The feud between the defense minister and the chief of staff has been common knowledge for several years, but it wasn’t brought out into the public until last summer.
That was when Barak announced that Ashkenazi would not be kept on as chief for the customary extra year after February. Not that Ashkenazi had asked. Barak just wanted to make it clear. Announcing it six months before Ashkenazi’s term ended was highly irregular. Customarily, the defense minister announces the chief’s successor three months before the incumbent’s term ends, to allow an orderly transition without leaving the outgoing chief hanging as a lame duck for too long.
What followed was a long, ugly squabble with three candidates jostling for Barak’s favor. The main candidates were Galant, known to be Barak’s favorite; Maj. Gen. Gadi Eisenkot, chief of the Northern Command, who is close to Ashkenazi, and Maj. Gen. Benny Gantz, who served as Ashkenazi’s deputy for three years before being replaced by Naveh.
The Barak-Ashkenazi feud is partly personal—Barak is said to be deeply jealous of Ashkenazi’s popularity with the troops and the public—and partly philosophical. Barak and Galant share a belief in maximum firepower and taking the fight to the enemy. Ashkenazi and Eisenkot believe in exhausting diplomacy before opening fire. Both Ashkenazi and Eisenkot were appointed to their current posts in the first months after the summer 2006 fiasco of the Second Lebanon War. Ashkenazi was called out of retirement—he was director general of the Defense Ministry, after having served as deputy chief and then turned down for chief in 2005—to replace the disgraced Dan Halutz, rebuild the command structure and restore morale.
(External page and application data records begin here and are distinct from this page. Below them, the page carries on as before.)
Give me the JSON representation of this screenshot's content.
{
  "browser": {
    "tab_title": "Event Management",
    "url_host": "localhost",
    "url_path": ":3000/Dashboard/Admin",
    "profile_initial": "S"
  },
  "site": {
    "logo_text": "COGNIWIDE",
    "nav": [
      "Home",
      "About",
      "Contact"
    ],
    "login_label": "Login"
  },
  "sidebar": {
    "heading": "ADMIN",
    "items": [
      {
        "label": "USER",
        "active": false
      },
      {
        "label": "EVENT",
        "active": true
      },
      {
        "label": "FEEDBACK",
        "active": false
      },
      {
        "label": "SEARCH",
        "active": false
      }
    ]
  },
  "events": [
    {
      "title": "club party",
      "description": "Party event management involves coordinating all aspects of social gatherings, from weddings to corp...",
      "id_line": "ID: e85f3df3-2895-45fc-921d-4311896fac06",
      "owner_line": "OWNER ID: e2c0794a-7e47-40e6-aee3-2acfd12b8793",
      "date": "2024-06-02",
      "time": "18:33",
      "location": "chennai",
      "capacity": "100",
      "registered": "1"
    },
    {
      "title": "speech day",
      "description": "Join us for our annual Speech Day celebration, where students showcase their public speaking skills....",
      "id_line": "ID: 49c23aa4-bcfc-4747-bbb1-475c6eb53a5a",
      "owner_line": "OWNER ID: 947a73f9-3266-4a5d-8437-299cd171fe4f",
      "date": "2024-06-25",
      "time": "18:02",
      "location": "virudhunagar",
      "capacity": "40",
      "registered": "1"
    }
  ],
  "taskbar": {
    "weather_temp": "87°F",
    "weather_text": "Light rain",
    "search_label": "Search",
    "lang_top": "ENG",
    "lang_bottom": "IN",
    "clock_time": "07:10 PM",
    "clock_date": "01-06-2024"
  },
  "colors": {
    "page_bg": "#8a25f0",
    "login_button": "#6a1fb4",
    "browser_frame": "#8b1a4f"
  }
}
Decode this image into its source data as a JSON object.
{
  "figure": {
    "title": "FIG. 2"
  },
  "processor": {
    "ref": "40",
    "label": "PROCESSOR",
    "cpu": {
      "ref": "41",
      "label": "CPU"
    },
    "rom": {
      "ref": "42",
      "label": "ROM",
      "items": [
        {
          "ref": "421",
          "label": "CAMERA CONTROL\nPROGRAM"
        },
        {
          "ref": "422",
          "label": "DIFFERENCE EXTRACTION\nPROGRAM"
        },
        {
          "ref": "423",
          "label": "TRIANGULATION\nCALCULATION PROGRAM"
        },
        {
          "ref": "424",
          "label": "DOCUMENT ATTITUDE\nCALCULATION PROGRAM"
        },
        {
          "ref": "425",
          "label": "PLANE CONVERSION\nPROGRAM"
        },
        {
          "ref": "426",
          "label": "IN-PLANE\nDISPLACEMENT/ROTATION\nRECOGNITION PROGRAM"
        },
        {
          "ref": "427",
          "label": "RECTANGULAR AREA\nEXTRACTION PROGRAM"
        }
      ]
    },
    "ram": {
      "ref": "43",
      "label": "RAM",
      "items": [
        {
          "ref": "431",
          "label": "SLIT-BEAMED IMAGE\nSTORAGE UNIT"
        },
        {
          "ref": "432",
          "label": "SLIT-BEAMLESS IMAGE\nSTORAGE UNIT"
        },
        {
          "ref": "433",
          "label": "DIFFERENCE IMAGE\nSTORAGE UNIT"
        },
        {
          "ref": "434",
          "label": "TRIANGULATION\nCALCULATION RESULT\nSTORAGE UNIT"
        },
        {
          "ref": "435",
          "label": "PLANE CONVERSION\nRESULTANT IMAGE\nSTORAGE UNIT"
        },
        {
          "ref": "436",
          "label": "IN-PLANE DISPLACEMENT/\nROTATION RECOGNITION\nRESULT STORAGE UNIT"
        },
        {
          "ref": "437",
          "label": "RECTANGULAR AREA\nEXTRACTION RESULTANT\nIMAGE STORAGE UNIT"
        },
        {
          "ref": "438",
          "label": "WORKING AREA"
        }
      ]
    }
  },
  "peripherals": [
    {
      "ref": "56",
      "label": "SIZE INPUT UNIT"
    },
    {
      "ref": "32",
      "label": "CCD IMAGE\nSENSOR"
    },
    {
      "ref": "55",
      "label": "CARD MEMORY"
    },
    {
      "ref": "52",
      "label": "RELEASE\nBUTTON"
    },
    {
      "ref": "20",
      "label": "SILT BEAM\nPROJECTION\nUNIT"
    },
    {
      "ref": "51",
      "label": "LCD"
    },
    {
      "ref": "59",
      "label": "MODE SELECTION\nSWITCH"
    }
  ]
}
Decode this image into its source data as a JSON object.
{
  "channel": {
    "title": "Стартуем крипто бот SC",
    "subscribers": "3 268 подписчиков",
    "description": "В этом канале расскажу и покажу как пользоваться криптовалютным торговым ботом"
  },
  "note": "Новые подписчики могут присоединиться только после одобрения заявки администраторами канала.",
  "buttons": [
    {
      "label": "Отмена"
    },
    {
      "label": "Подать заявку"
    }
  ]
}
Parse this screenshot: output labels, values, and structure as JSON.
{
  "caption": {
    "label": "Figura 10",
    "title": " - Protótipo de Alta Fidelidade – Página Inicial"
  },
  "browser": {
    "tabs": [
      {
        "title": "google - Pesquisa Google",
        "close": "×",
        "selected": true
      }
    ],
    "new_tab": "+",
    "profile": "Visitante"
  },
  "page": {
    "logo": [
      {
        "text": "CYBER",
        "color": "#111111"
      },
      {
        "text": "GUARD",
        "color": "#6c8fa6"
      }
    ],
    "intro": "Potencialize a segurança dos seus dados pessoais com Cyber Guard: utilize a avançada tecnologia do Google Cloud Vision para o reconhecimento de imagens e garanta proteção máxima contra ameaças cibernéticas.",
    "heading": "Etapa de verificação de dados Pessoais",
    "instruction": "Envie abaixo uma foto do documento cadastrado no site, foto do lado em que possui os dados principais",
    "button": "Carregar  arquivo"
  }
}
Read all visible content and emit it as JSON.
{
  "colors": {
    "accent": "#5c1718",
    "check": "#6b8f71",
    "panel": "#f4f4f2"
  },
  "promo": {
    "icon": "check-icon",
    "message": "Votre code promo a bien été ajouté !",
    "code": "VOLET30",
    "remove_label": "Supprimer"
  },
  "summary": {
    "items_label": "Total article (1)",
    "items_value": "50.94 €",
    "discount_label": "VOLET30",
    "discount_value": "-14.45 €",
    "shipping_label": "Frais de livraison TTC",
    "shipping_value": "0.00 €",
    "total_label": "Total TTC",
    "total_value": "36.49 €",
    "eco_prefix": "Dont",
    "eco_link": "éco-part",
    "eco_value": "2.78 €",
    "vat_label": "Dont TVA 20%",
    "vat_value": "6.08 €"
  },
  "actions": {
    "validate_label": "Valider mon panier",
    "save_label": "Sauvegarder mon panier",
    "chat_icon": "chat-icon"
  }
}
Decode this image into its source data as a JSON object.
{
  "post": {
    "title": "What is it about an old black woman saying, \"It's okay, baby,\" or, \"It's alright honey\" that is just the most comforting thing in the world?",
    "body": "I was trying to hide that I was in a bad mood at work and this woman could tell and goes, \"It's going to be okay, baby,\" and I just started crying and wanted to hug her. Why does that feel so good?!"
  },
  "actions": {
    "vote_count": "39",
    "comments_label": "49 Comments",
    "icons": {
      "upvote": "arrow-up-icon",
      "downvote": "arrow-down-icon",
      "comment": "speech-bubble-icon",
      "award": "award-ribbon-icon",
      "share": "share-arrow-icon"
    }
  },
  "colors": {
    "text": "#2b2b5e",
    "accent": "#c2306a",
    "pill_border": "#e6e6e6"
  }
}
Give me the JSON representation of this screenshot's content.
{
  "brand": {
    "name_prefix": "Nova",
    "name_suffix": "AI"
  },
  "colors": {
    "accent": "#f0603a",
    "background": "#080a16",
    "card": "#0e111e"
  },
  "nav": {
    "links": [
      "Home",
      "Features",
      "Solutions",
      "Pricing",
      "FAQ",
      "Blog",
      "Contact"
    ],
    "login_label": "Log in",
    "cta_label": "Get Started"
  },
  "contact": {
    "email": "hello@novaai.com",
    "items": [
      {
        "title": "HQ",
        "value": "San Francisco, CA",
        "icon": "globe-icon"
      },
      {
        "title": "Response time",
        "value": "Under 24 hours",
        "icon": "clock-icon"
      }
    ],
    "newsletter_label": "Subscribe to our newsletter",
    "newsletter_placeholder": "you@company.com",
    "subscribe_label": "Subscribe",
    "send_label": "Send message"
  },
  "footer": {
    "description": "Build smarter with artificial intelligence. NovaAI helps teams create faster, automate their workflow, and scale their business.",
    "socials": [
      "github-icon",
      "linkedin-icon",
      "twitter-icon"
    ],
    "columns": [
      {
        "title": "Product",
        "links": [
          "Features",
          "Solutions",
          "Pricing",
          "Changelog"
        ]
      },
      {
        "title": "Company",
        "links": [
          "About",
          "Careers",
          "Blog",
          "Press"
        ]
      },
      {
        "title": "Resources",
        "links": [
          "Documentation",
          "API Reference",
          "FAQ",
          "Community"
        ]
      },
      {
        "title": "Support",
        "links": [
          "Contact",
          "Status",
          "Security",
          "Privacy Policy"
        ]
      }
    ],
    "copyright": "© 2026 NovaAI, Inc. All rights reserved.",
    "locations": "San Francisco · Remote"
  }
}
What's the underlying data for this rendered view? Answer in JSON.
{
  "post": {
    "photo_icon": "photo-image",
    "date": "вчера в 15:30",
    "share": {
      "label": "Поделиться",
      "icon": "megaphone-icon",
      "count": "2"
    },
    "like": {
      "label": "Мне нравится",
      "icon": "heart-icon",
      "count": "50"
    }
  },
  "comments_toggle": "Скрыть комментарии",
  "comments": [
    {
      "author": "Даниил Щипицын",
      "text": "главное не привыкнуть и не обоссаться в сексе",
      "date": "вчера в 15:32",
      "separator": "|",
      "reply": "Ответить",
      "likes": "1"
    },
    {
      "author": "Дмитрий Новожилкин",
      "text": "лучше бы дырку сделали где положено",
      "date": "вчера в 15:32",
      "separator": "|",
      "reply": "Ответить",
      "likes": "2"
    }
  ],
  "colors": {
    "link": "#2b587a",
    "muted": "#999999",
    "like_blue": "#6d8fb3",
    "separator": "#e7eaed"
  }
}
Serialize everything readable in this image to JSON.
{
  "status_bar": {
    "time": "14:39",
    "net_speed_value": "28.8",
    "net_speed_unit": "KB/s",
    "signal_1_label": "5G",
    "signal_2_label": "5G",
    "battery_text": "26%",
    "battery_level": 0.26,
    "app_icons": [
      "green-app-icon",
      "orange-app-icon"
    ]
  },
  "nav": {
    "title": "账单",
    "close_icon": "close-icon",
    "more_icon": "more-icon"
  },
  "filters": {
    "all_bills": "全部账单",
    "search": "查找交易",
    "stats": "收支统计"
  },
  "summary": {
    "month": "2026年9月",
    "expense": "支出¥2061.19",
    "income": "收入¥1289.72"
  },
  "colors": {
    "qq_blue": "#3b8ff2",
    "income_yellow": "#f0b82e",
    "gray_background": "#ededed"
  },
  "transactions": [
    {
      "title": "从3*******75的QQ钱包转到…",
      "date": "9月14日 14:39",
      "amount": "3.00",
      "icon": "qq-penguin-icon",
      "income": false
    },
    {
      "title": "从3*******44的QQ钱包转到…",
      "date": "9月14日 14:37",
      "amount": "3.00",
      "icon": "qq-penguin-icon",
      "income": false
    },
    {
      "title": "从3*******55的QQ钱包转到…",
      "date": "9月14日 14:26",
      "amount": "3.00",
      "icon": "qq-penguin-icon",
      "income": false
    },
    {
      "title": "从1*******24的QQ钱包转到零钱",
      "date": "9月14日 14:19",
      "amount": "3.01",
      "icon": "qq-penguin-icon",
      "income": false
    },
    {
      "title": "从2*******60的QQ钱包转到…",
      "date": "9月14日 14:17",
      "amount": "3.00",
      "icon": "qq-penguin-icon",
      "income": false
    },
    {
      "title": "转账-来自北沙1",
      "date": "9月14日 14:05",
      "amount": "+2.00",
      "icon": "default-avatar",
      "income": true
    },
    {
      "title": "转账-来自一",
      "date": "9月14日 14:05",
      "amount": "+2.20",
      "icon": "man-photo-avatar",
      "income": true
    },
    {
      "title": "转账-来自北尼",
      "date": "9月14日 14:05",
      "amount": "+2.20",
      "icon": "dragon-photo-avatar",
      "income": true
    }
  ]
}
Eisenkot was called out of his position at General Staff headquarters to take over the Northern Command, the Lebanon front, with orders to clean up the dysfunctional command center, restore troop morale and restore calm to the jumpy border.
Galant was appointed to the Southern Command around the same time, and was in charge of planning and implementing the 2008-09 Gaza incursion, Operation Cast Lead.
Perhaps worst of all in Barak’s eyes, Ashkenazi opposes a military strike against Iran, arguing that the certain cost in terrorism, bombardment and international isolation will not be worth the gain—and that diplomacy and covert action have been effective so far. Eisenkot agrees with him. So does Gantz. So do Meir Dagan, who recently stepped down as head of the Mossad, and Yuval Diskin, who recently stepped down as head of the Shin Bet. Both secret services got new chiefs who favor military action.
The military was supposed to get the same thing in Galant. Indeed, it was Galant who decided last fall, after his appointment was announced, to pick Yair Naveh—a like-minded thinker and one of the only Orthodox Jews in the senior ranks—to be his deputy.
Since the whole thing blew up at the end of January, the army and the political system have been in an uproar. Galant has reacted to his dismissal by accusing the legal system of overstepping its boundaries and interfering in military affairs. Interviewed in Yediot Ahronot this weekend, he was reacted acidly to the attorney general’s questioning his “ethics and values” by snapping that he never ran into the attorney general in the places where he fought and that the only people entitled to judge his values are the soldiers who fought under his command. He believes the state is being taken over by lawyers fixated o nonsense while the ground rumbles underneath. The Cabinet is supposed to discuss Naveh’s acting-chief appointment at its regular Sunday afternoon meeting, unless Barak sobers up and nominates someone who can do the job.
Jonathan Jeremy “J.J.” Goldberg is editor-at-large of the Forward, where he served as editor in chief for seven years (2000-2007).